Year deployed Maximum range

Launcher total




Jericho-1      ~50          

1973 311 mi

Jericho-2      ~50

1990 932 mi 



F-4E-2000 Phantom

  994 mi 



F-16 Falcon

1980 391 mi



Source: Center for Defense Information


Nuclear Systems




Nuclear delivery vehicle

Year deployed Maximum range Yield



ICBM Minuteman III

1980 8,078 mi 335 KT

Peacekeeper (MX)

1986 5,965 mi 300 or 400 KT

SLBMTrident C-4

1980 4,598 mi 100 KT

Trident D-5

1989 7,456mi 100KT(W-76)  300-475 KT (W-88)

Aircraft B-52H Stratofortress

1962 10,000 mi 200 KT

B-1B Lancer

1986 7,456 mi Varies

B-2A Spirit

1993 7,595 mi varies

Tactical warheads

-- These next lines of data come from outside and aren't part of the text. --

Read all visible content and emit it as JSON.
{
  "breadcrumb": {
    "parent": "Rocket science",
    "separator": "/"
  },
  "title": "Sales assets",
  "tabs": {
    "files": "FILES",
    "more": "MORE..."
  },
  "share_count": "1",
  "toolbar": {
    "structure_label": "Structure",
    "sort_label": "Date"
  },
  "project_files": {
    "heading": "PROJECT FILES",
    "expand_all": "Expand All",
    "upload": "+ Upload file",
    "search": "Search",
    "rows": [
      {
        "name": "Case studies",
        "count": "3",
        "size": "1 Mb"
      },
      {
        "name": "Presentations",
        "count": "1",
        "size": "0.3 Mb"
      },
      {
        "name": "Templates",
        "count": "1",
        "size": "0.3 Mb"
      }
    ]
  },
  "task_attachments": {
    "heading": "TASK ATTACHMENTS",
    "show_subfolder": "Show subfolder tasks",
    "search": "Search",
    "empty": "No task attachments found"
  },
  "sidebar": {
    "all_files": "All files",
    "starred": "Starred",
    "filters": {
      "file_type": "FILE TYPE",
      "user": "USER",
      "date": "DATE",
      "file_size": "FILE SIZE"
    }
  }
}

The U.S. maintains a variety of smaller warheads delivered by fighter-bombers, artillery and land mines.

Source: Center for Defense Information





Nuclear delivery vehicle

Year deployed Maximum range Warhead Yield



SS-18(R-20) Satan mod 4/5/6

1975 6,835 mi 500 KT / 750KT / 20 MT

SS-19 (RS-18) Stiletto mod 3

1982 6,214 mi 550 KT

SS-24 Scalpel (RS-22)

1987 6,214 mi 300-500 KT

SS-25 Sickle (RS-12M Topol)

1985 6,524 mi 750 KT


1999 6,900mi 300 KT

SLBM SS-N-18 Stingray Mod 1

1982 4,039 mi 200 KT\

S-N-20 Sturgeon

1981 5,157 mi 100 KT

SS-N-23 Skiff   

1985 5,157 mi 100 KT

Aircraft -95 Bear H

1956 3,977 mi 250 KT


1988 7,64 mi 250 KT

Source: Center for Defense Information





Nuclear delivery vehicle

Year deployed Maximum range RV Yield



DF-5 (CSS-4)

1981 6,835 mi 5 MTDF-4 (CSS-3)


1978 4,350 mi 2 MTIRBMDF-3 (CSS-2)

1969 3,000 mi 2 MTDF-21 (CSS-6)


1988 1,118 mi 200-300 KT


1986 1,678 mi 2 MT

Aircraft Hong-6 (H-6)

1965 1,926 mi 2-3 MT?

Qian-5 (A-5)

1970 373 mi 5-20 KT

Source: Center for Defense Information




Nuclear delivery vehicle

Year deployed Maximum range Warhead Yield




1985 2,485 mi 150 KT


1996 3,293 mi  100KT

Aircraft Mirage 2000N

1988 749 mi 300 KT

Super Etendard

1980 528 mi 300 KT

Source: Center for Defense Information